## Problem
Below are the records; count how many of their lines contain the word "screenshot" and give that number only.

(The records begins)

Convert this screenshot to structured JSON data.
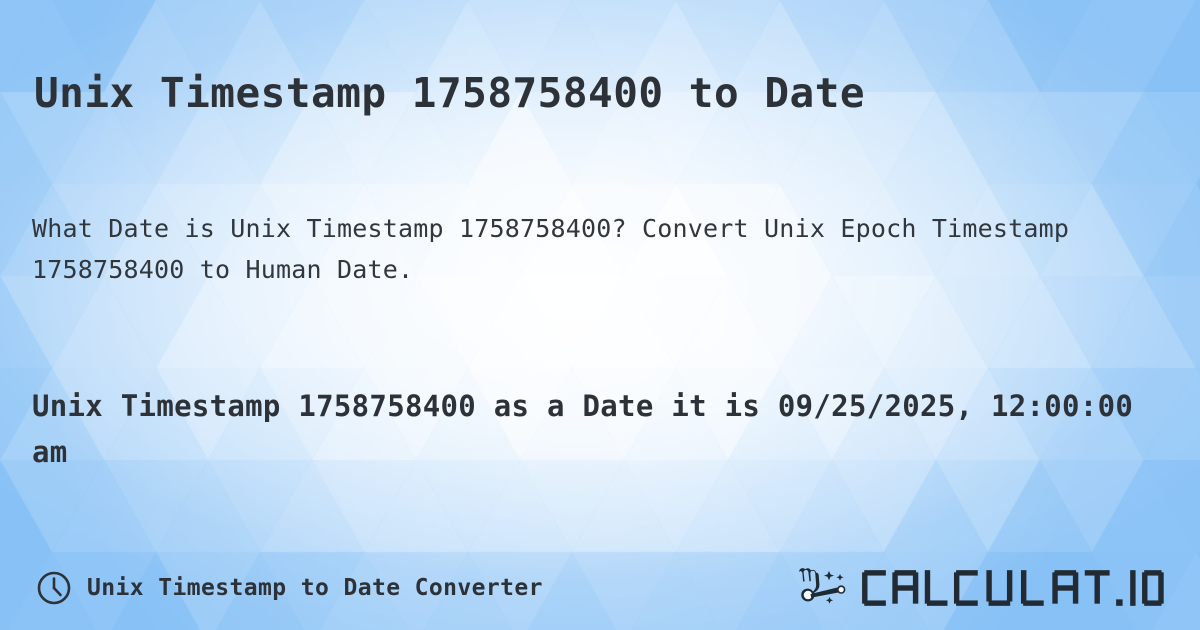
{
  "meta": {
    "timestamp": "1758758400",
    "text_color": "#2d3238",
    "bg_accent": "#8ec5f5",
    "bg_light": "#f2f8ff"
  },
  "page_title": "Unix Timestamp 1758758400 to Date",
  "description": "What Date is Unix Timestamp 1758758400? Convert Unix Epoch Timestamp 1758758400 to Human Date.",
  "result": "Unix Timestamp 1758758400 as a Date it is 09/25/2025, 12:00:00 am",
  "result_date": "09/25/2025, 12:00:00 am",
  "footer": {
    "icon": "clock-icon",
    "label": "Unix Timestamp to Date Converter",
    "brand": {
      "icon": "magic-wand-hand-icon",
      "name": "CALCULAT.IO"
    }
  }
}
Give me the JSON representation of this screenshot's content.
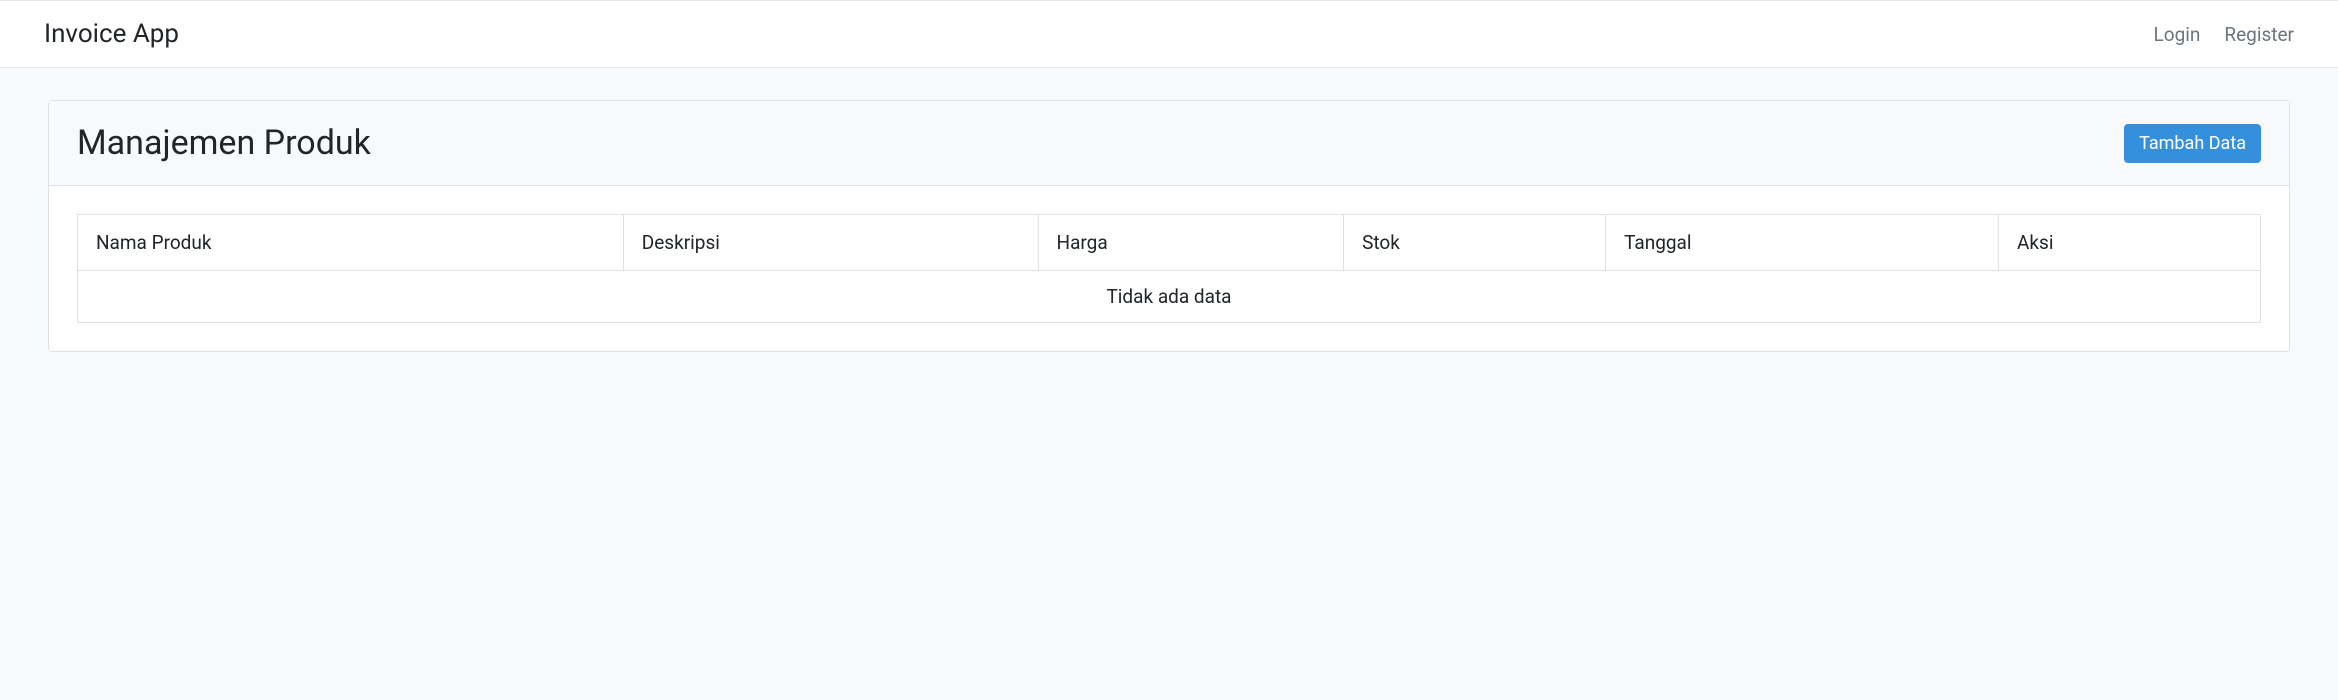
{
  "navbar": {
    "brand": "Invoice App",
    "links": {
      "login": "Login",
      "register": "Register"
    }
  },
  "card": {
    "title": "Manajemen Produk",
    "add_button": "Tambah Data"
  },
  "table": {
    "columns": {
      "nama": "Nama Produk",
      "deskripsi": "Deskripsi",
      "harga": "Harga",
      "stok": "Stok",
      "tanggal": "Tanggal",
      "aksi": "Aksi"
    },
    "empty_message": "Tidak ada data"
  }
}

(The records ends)

## Exercise output
2